§ What is being asked: Lines with the string "JSON" must each be copied from the listing.

§ Task data:
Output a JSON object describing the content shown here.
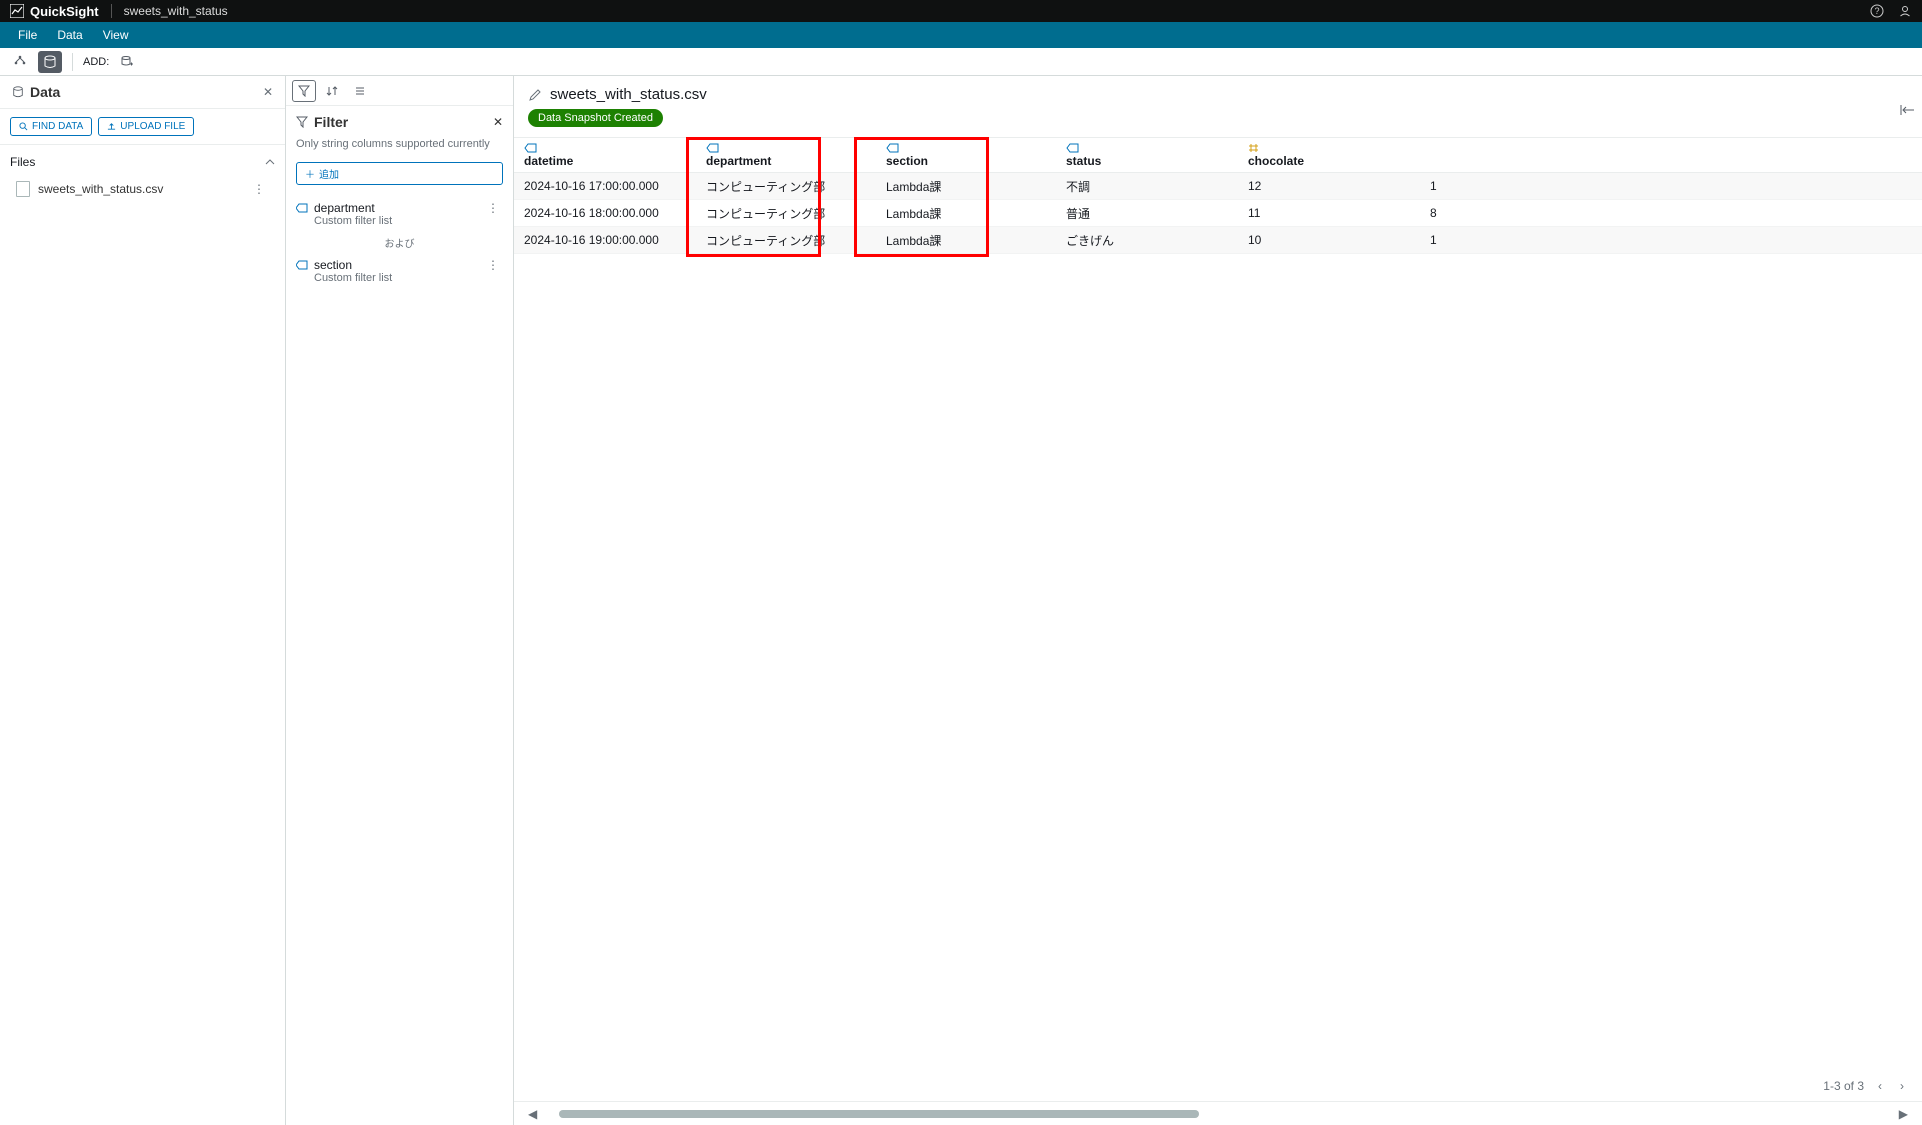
{
  "app": {
    "name": "QuickSight",
    "doc": "sweets_with_status"
  },
  "menu": {
    "file": "File",
    "data": "Data",
    "view": "View"
  },
  "toolbar": {
    "add": "ADD:"
  },
  "data_panel": {
    "title": "Data",
    "find_data": "FIND DATA",
    "upload_file": "UPLOAD FILE",
    "files_label": "Files",
    "file_name": "sweets_with_status.csv"
  },
  "filter_panel": {
    "title": "Filter",
    "note": "Only string columns supported currently",
    "add": "追加",
    "items": [
      {
        "name": "department",
        "sub": "Custom filter list"
      },
      {
        "name": "section",
        "sub": "Custom filter list"
      }
    ],
    "conj": "および"
  },
  "content": {
    "title": "sweets_with_status.csv",
    "badge": "Data Snapshot Created"
  },
  "table": {
    "columns": [
      {
        "key": "datetime",
        "label": "datetime",
        "type": "string"
      },
      {
        "key": "department",
        "label": "department",
        "type": "string"
      },
      {
        "key": "section",
        "label": "section",
        "type": "string"
      },
      {
        "key": "status",
        "label": "status",
        "type": "string"
      },
      {
        "key": "chocolate",
        "label": "chocolate",
        "type": "number"
      }
    ],
    "rows": [
      {
        "datetime": "2024-10-16 17:00:00.000",
        "department": "コンピューティング部",
        "section": "Lambda課",
        "status": "不調",
        "chocolate": "12",
        "extra": "1"
      },
      {
        "datetime": "2024-10-16 18:00:00.000",
        "department": "コンピューティング部",
        "section": "Lambda課",
        "status": "普通",
        "chocolate": "11",
        "extra": "8"
      },
      {
        "datetime": "2024-10-16 19:00:00.000",
        "department": "コンピューティング部",
        "section": "Lambda課",
        "status": "ごきげん",
        "chocolate": "10",
        "extra": "1"
      }
    ]
  },
  "pager": {
    "text": "1-3 of 3"
  }
}
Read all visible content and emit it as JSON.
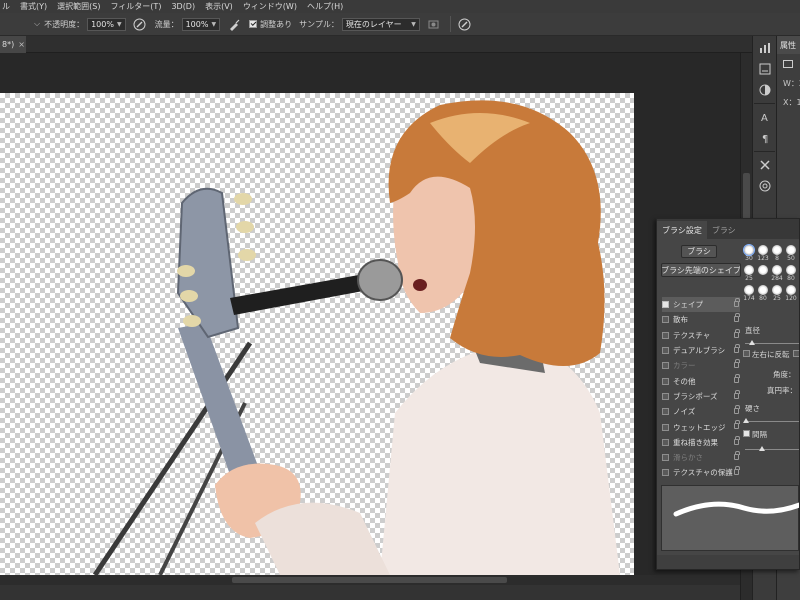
{
  "menubar": {
    "items": [
      "ル",
      "書式(Y)",
      "選択範囲(S)",
      "フィルター(T)",
      "3D(D)",
      "表示(V)",
      "ウィンドウ(W)",
      "ヘルプ(H)"
    ]
  },
  "options": {
    "mode_caret": "⌵",
    "opacity_label": "不透明度：",
    "opacity_value": "100%",
    "flow_label": "流量：",
    "flow_value": "100%",
    "aligned_label": "調整あり",
    "sample_label": "サンプル：",
    "sample_value": "現在のレイヤー"
  },
  "document": {
    "tab_title": "8*)",
    "close_glyph": "×"
  },
  "properties_panel": {
    "tab_label": "属性",
    "w_label": "W：",
    "w_value": "2",
    "x_label": "X：",
    "x_value": "1"
  },
  "brush_panel": {
    "tabs": [
      "ブラシ設定",
      "ブラシ"
    ],
    "brushes_button": "ブラシ",
    "tip_shape_button": "ブラシ先端のシェイプ",
    "options": [
      {
        "label": "シェイプ",
        "checked": true,
        "enabled": true
      },
      {
        "label": "散布",
        "checked": false,
        "enabled": true
      },
      {
        "label": "テクスチャ",
        "checked": false,
        "enabled": true
      },
      {
        "label": "デュアルブラシ",
        "checked": false,
        "enabled": true
      },
      {
        "label": "カラー",
        "checked": false,
        "enabled": false
      },
      {
        "label": "その他",
        "checked": false,
        "enabled": true
      },
      {
        "label": "ブラシポーズ",
        "checked": false,
        "enabled": true
      },
      {
        "label": "ノイズ",
        "checked": false,
        "enabled": true
      },
      {
        "label": "ウェットエッジ",
        "checked": false,
        "enabled": true
      },
      {
        "label": "重ね描き効果",
        "checked": false,
        "enabled": true
      },
      {
        "label": "滑らかさ",
        "checked": false,
        "enabled": false
      },
      {
        "label": "テクスチャの保護",
        "checked": false,
        "enabled": true
      }
    ],
    "tip_sizes": [
      "30",
      "123",
      "8",
      "50",
      "25",
      "",
      "284",
      "80",
      "174",
      "80",
      "25",
      "120"
    ],
    "size_label": "直径",
    "flip_x_label": "左右に反転",
    "angle_label": "角度：",
    "roundness_label": "真円率：",
    "hardness_label": "硬さ",
    "spacing_label": "間隔"
  },
  "colors": {
    "ui_dark": "#282828",
    "panel": "#464646",
    "checker": "#cdcdcd"
  }
}
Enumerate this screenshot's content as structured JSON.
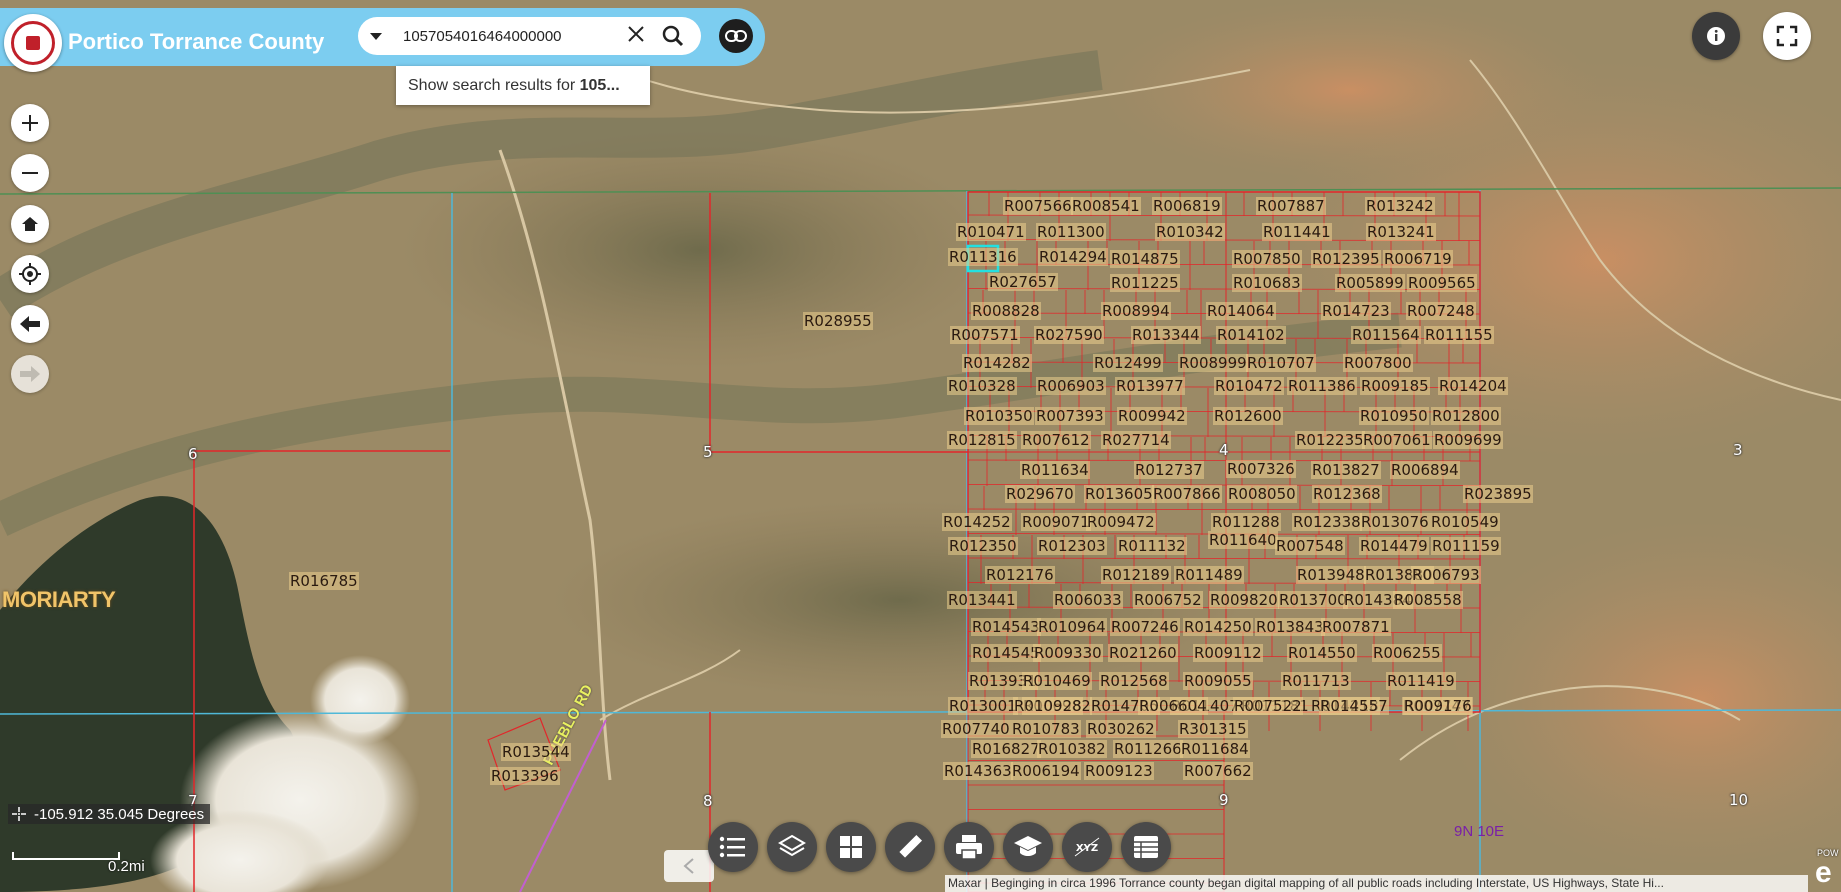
{
  "header": {
    "title": "Portico Torrance County",
    "search_value": "1057054016464000000",
    "suggestion_prefix": "Show search results for ",
    "suggestion_term": "105..."
  },
  "map": {
    "town": "MORIARTY",
    "coordinates": "-105.912 35.045 Degrees",
    "scale": "0.2mi",
    "grid_ref": "9N 10E",
    "road": "PUEBLO RD",
    "attribution": "Maxar | Beginging in circa 1996 Torrance county began digital mapping of all public roads including Interstate, US Highways, State Hi...",
    "powered": "POW",
    "esri": "e",
    "sections": [
      "6",
      "5",
      "4",
      "3",
      "7",
      "8",
      "9",
      "10"
    ],
    "parcels": [
      "R007566",
      "R008541",
      "R006819",
      "R007887",
      "R013242",
      "R010471",
      "R011300",
      "R010342",
      "R011441",
      "R013241",
      "R011316",
      "R014294",
      "R014875",
      "R007850",
      "R012395",
      "R006719",
      "R027657",
      "R011225",
      "R010683",
      "R005899",
      "R009565",
      "R028955",
      "R008828",
      "R008994",
      "R014064",
      "R014723",
      "R007248",
      "R007571",
      "R027590",
      "R013344",
      "R014102",
      "R011564",
      "R011155",
      "R014282",
      "R012499",
      "R008999",
      "R010707",
      "R007800",
      "R010328",
      "R006903",
      "R013977",
      "R010472",
      "R011386",
      "R009185",
      "R014204",
      "R010350",
      "R007393",
      "R009942",
      "R012600",
      "R010950",
      "R012800",
      "R012815",
      "R007612",
      "R027714",
      "R012235",
      "R007061",
      "R009699",
      "R011634",
      "R012737",
      "R007326",
      "R013827",
      "R006894",
      "R029670",
      "R013605",
      "R007866",
      "R008050",
      "R012368",
      "R023895",
      "R014252",
      "R009071",
      "R009472",
      "R011288",
      "R012338",
      "R013076",
      "R010549",
      "R012350",
      "R012303",
      "R011132",
      "R011640",
      "R007548",
      "R014479",
      "R011159",
      "R016785",
      "R012176",
      "R012189",
      "R011489",
      "R013948",
      "R013880",
      "R006793",
      "R013441",
      "R006033",
      "R006752",
      "R009820",
      "R013700",
      "R014384",
      "R008558",
      "R014543",
      "R010964",
      "R007246",
      "R014250",
      "R013843",
      "R007871",
      "R014545",
      "R009330",
      "R021260",
      "R009112",
      "R014550",
      "R006255",
      "R013931",
      "R010469",
      "R012568",
      "R009055",
      "R011713",
      "R011419",
      "R013001",
      "R006982",
      "R014705",
      "R011407",
      "R011181",
      "R014218",
      "R007747",
      "R010928",
      "R006604",
      "R007522",
      "R014557",
      "R009176",
      "R007740",
      "R010783",
      "R030262",
      "R301315",
      "R016827",
      "R010382",
      "R011266",
      "R011684",
      "R014363",
      "R006194",
      "R009123",
      "R007662",
      "R013544",
      "R013396"
    ]
  },
  "controls": [
    "zoom-in",
    "zoom-out",
    "home",
    "my-location",
    "back",
    "forward"
  ],
  "toolbar": [
    "list",
    "layers",
    "basemap",
    "measure",
    "print",
    "education",
    "xyz",
    "table"
  ],
  "colors": {
    "header": "#7ccdf0",
    "parcel_line": "#e3262a",
    "section_line": "#4fb8d8",
    "road": "#d8c7a3"
  }
}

§ Answer to this exercise:
Output a JSON object describing the content shown here.
Read all visible content and emit it as JSON.
Enumerate this screenshot's content as structured JSON.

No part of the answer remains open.